Navigation Satellites and the Future of Autonomous Drones
Autonomous drones are rapidly becoming a part of our daily lives. From delivering packages to monitoring crops, these unmanned aerial vehicles (UAVs) are transforming industries and revolutionizing the way we live and work. However, the success of autonomous drones relies heavily on their ability to navigate accurately and safely. This is where navigation satellites come in.
Navigation satellites are an essential component of autonomous drone technology. They provide precise positioning, navigation, and timing information that enables drones to fly autonomously and avoid collisions. Without navigation satellites, drones would be unable to navigate accurately and would pose a significant risk to people and property.
The Global Positioning System (GPS) is the most widely used navigation satellite system in the world. It consists of a network of 24 satellites orbiting the Earth, which transmit signals to GPS receivers on the ground. These signals contain information about the satellite’s location and the time the signal was transmitted. By receiving signals from multiple satellites, GPS receivers can determine their precise location on Earth.
GPS is used extensively in autonomous drone technology. Drones use GPS receivers to determine their location, altitude, and speed. This information is then used to navigate the drone to its destination and avoid obstacles. GPS also enables drones to fly autonomously, without the need for human intervention.
However, GPS is not without its limitations. GPS signals can be blocked or disrupted by buildings, trees, and other obstacles. This can cause drones to lose their GPS signal and become disoriented, leading to crashes or other accidents. GPS signals can also be jammed or spoofed, which can cause drones to fly off course or even crash.
To overcome these limitations, new navigation satellite systems are being developed that are specifically designed for autonomous drone technology. One such system is the European Union’s Galileo satellite system. Galileo is a global navigation satellite system that provides highly accurate positioning and timing information. It is designed to be more resilient to interference and jamming than GPS, making it ideal for use in autonomous drone technology.
Another navigation satellite system that is being developed for autonomous drone technology is the Chinese BeiDou Navigation Satellite System. BeiDou is a global navigation satellite system that provides positioning, navigation, and timing services. It is designed to be more accurate and reliable than GPS, and it is expected to be fully operational by 2020.
In addition to these new navigation satellite systems, other technologies are being developed to enhance the navigation capabilities of autonomous drones.
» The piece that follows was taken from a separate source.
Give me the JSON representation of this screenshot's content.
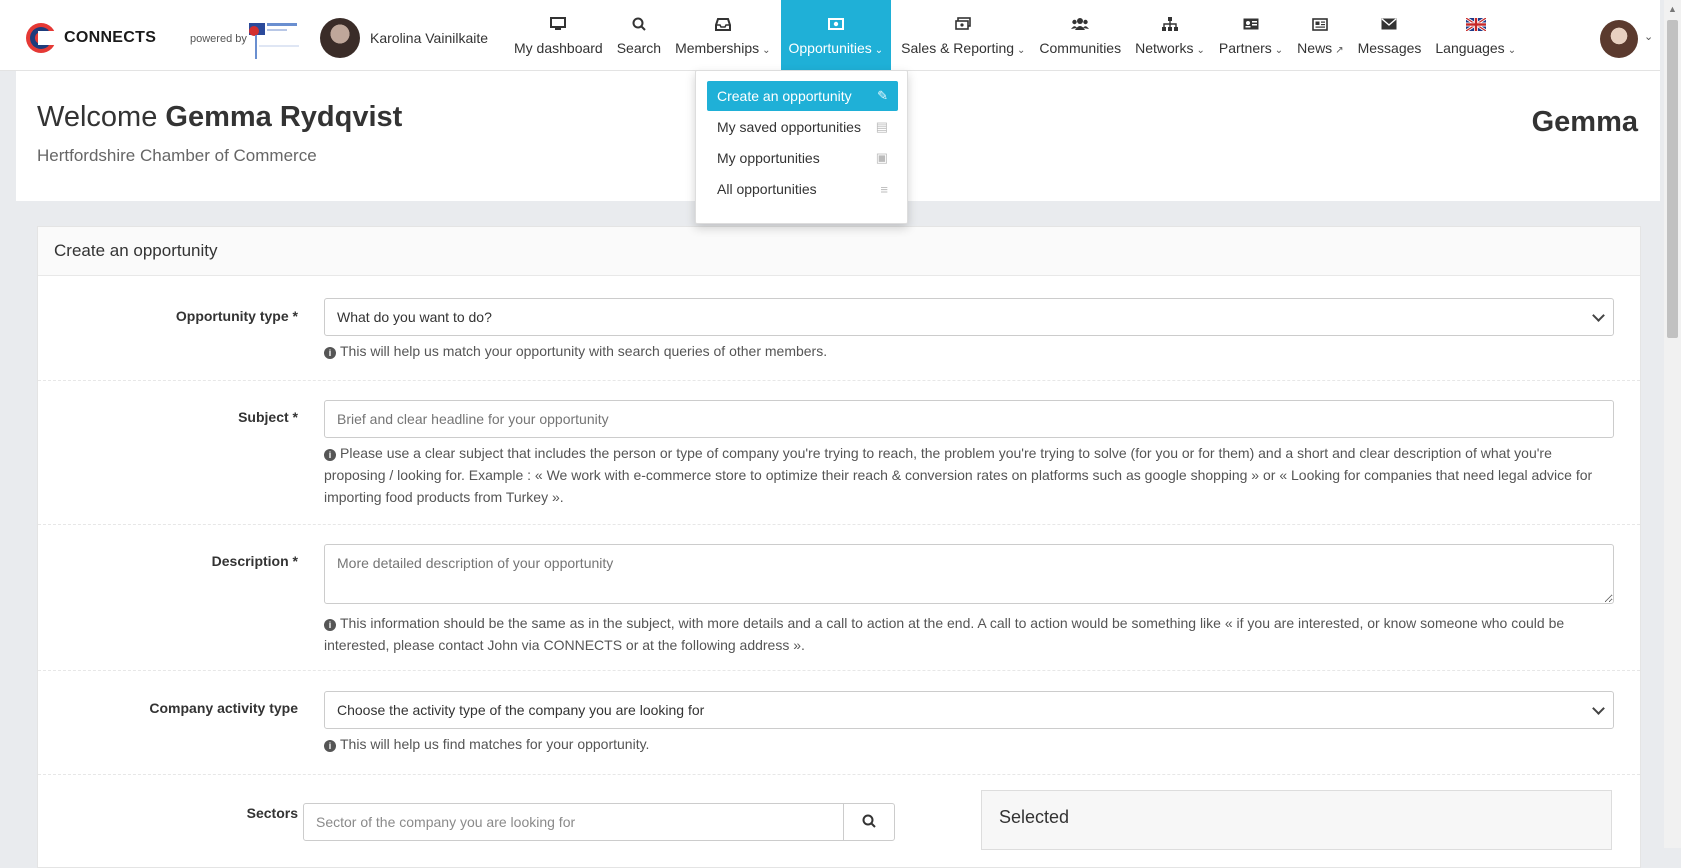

One such technology is called visual odometry. Visual odometry uses cameras and sensors to track the movement of the drone and determine its position relative to its surroundings. This technology can be used in conjunction with GPS and other navigation systems to provide more accurate and reliable navigation information.
In conclusion, navigation satellites are an essential component of autonomous drone technology. They provide the precise positioning, navigation, and timing information that enables drones to fly autonomously and avoid collisions. While GPS is currently the most widely used navigation satellite system in the world, new systems such as Galileo and BeiDou are being developed that are specifically designed for autonomous drone technology. These new systems are expected to be more accurate, reliable, and resilient to interference and jamming than GPS, making them ideal for use in autonomous drone technology. With the continued development of navigation satellite systems and other technologies, the future of autonomous drones looks bright.